How do we know which part of the trig functions to use to make the inverse graph? The values were actually pre-defined by mathematicians before us. We must simply memorize the correct values to use. If you don't have these values memorized, here is a table showing which x-values to keep and flip when making the new graph:


Now that we have these ranges, how do we make the inverse function? There are 3 steps:

  1. Graph the original function
  2. Isolate the part you need
  3. Flip the x and y coordinates for that part

And that's all there is to it! If this explanation is still confusing to you, let me do an example to demonstrate the process. I will find the inverse function of #tan(x)#.

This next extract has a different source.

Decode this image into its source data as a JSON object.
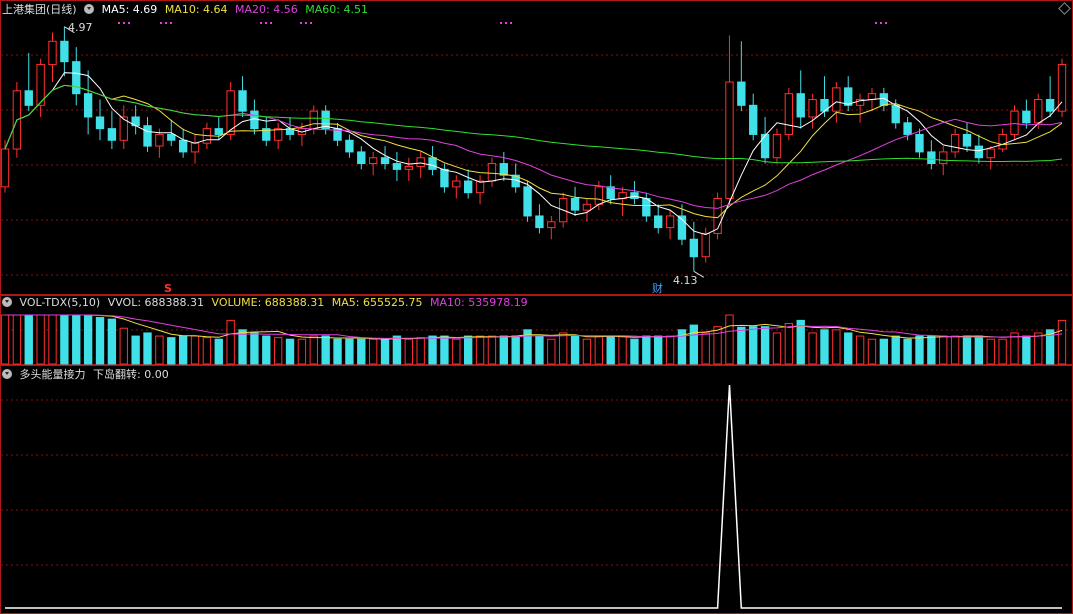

Step 1: Graph the original function

Here is the original graph of #tanx#:
graph{tanx [-9.96, 10.04, -4.6, 5.4]}

Step 2: Isolate the part you need

According to the table above, we only need to keep the part of the graph between #-pi/2# and #pi/2#.

So, let's get rid of everything else. This is the part that we will flip to make our inverse function:
graph{arctan(y) = x [-9.96, 10.04, -4.6, 5.4]}

Step 3: Flip the x and y coordinates

This is the same as flipping the function around the line #y=x#.

If you used coordinates to graph the original function, take these points and flip the two values. Draw these new points on another graph, and connect them to get the inverse function, which should look something like this:

graph{arctan(x) [-9.96, 10.04, -4.6, 5.4]}

This is the finished inverse graph. Hope this explanation helps!